TOWNSEND -- The town has made significant progress toward addressing material weaknesses in its accounting system, according to the results of its fiscal year 2013 audit.

Eric Demas of accounting firm Melanson & Heath explained the results of the audit to selectmen last Tuesday.

"There was improvement where we hadn't seen it in the prior year. However, there is still work to be done," Demas said. "If the town stays on the current plan and executes it as intended, you're going to get there."

In its fiscal year 2011 audit, Melanson & Heath had identified four material weaknesses that the town is still working to address.

Demas said the town has improved the cash reconciliation process by working to balance the town's general ledger, although some old items still needed to be reconciled. The town has also begun to develop a formal risk assessment process to help avoid fraud. The town has also worked to provide a detailed list of tax-title accounts so that they can be addressed, Demas said.

Town Administrator Andrew Sheehan said he is pleased with the progress the town has made and that the town's financial situation itself remains strong.

"We're in a much better position on those management or procedural standpoints, and we're continuing to make progress. I'm pretty confident that by the time the next audit is done, hopefully in five or six months, we'll be able to eliminate these material weaknesses," Sheehan said.

A recommendation to move the collection process for water billing to Town Hall has gone unaddressed.


Sheehan said the recommendation would segregate the duties related to Water Department billing, which are currently handled internally. However, he said he did not know if it would be addressed due to resistance from the Board of Water Commissioners.

"It becomes sort of a permanent black eye on the town if it's there. It just keeps showing up year after year and people look at it and they go, 'why aren't you addressing it.' It's a pretty easy workaround. I don't think it's a diminution of the Water Department's authority, I think it makes them stronger and is a good management practice," Sheehan said.

Chairman of the Board of Water Commissioners Niles Busler said that the board is not opposed to making changes, but said there has been a lack of communication from the selectmen's office about doing so.

"It's a possibility, but we need to look at it and explore it before we throw our hands up and say that's the way we have to go," Busler said.

Busler said the Water Department already separates duties among different employees in the office, and has never had any issues or improprieties associated with the process.

The fiscal 2013 audit did identify one new weakness -- improving controls over the Recreation Department's petty cash.
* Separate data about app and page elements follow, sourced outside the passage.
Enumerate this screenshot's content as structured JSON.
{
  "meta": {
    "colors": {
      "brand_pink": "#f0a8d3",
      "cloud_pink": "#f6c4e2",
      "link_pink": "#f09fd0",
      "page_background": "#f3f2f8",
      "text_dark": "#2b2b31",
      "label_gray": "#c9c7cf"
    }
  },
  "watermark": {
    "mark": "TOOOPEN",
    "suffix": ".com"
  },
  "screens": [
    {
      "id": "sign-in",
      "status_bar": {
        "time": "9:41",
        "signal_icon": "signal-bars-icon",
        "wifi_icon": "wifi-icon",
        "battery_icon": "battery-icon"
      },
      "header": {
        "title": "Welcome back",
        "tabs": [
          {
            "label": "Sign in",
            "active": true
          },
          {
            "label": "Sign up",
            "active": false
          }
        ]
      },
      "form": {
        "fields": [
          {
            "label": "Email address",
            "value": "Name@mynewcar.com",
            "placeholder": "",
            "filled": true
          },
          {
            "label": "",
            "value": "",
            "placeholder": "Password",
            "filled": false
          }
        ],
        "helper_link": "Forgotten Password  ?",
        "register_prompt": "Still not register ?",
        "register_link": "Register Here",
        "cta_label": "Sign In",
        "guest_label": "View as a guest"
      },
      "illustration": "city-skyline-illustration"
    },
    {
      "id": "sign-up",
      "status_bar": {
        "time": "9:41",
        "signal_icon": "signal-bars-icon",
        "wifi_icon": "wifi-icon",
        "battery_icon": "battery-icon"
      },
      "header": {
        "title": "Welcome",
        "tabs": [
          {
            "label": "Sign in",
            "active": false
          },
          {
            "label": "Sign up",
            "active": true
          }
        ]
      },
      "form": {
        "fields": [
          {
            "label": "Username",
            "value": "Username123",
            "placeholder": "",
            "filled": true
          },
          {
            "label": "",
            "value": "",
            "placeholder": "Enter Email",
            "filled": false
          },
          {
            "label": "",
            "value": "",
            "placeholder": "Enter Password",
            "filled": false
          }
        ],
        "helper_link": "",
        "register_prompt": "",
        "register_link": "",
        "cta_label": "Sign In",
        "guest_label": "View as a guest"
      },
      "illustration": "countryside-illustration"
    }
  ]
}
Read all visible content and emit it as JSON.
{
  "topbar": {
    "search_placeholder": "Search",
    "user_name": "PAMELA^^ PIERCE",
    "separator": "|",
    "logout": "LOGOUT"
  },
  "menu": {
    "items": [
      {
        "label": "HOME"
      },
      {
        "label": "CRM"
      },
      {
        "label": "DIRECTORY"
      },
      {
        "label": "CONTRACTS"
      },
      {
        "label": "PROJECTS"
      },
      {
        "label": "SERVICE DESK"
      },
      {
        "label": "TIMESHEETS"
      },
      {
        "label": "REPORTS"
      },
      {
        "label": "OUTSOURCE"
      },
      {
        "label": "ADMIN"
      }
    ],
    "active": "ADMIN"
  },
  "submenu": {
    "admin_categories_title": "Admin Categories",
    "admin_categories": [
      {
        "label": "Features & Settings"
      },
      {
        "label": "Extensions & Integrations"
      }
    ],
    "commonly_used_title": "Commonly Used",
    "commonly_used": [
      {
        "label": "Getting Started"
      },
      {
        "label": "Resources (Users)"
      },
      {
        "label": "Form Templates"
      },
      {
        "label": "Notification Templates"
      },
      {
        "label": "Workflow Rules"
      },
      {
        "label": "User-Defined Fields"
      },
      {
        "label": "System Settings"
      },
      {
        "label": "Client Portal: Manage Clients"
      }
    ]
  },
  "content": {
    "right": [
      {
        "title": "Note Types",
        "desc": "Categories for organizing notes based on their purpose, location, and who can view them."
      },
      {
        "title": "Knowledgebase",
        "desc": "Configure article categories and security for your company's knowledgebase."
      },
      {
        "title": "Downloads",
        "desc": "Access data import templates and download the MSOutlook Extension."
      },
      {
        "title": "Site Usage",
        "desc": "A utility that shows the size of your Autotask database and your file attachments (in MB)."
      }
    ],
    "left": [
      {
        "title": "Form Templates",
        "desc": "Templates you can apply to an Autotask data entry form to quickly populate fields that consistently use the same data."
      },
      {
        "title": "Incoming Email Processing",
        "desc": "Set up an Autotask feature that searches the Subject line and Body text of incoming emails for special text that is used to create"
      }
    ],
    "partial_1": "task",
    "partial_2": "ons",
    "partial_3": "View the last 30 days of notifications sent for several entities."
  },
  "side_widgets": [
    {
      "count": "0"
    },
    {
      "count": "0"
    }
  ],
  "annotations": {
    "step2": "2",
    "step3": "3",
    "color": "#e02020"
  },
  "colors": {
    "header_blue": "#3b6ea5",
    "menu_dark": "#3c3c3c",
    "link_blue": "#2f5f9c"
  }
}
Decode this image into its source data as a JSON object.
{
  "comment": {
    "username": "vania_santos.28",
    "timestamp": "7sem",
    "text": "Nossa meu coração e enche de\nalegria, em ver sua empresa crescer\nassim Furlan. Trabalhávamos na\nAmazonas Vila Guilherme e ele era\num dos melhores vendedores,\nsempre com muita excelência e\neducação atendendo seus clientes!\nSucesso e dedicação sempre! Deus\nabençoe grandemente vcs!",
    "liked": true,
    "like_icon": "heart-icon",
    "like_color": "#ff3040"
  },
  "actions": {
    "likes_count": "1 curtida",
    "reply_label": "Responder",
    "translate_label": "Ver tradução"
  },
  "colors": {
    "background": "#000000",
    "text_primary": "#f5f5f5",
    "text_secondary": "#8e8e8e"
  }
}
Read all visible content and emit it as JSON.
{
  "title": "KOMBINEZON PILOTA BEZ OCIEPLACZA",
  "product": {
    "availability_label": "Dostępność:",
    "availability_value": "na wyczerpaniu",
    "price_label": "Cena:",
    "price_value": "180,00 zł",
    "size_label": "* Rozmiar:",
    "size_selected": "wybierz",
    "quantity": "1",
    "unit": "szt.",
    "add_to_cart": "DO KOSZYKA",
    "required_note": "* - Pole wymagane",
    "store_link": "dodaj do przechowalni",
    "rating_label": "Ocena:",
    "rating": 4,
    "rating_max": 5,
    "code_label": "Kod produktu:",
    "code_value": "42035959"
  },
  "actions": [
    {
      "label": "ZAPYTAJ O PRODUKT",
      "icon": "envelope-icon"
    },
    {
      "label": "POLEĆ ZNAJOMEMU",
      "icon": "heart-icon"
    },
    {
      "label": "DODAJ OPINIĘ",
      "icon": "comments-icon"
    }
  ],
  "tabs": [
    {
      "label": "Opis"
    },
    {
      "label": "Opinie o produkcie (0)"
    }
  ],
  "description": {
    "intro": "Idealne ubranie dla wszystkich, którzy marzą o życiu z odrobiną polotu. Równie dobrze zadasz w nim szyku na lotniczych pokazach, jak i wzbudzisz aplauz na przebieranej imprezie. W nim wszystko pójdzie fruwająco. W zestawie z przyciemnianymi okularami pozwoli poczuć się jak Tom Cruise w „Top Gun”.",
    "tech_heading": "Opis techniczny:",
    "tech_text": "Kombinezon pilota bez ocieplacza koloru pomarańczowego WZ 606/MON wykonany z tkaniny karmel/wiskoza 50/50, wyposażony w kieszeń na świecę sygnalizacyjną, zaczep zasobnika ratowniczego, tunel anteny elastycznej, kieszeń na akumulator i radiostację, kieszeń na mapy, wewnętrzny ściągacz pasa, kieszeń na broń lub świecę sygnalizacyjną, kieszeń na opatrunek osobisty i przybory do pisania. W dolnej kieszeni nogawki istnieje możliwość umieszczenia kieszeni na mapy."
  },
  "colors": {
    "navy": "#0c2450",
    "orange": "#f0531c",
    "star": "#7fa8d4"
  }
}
According to the audit, the department has been using receipts to make purchases when its petty cash fund becomes depleted.

Sheehan said he believes this can be fixed quickly by working with the Recreation Commission to develop a formal policy and possibly increasing the petty cash fund.

"There's been no misappropriation or misspending, it's just not an ideal practice," Sheehan said.

Sheehan said that although the town is in good financial shape, it is important to address the weaknesses so they don't become problems down the road.

"Even if you're showing a positive balance at the end of the year, we want to make sure we have a positive balance for the right reasons. There was some progress that needed to be made to make sure that we would be in a positive position year after year," he said.

The positive audit result is also a good indicator that Townsend will get its bond rating back in the coming months, Sheehan said. However, he's in no rush to apply for the rating.

The town's bond rating from Moody's was revoked last summer due to a delay in completion of the town's audit after the town switched auditing firms.

Sheehan said the town would most likely apply for a bond rating in late summer or early fall, just before going out to borrow. 

"The audit results reinforce the financial position of the town. I'm really not concerned about what the rating will be. I know it's going to be good and know it will come through in a quick and timely fashion once we're ready," Sheehan said.

Although Sheehan said he has also considered being rated by Standard & Poor's, at this time he is planning to have the Moody's rating re-established because of the town's relationship with that agency.

Being rated by Standard & Poor's at this point, without an imminent plan to borrow, would cost a fee of $10,000, Sheehan said. He did not know if a similar fee was associated with reapplying for the Moody's rating.

Follow Chelsea Feinstein on Twitter and Tout @CEFeinstein.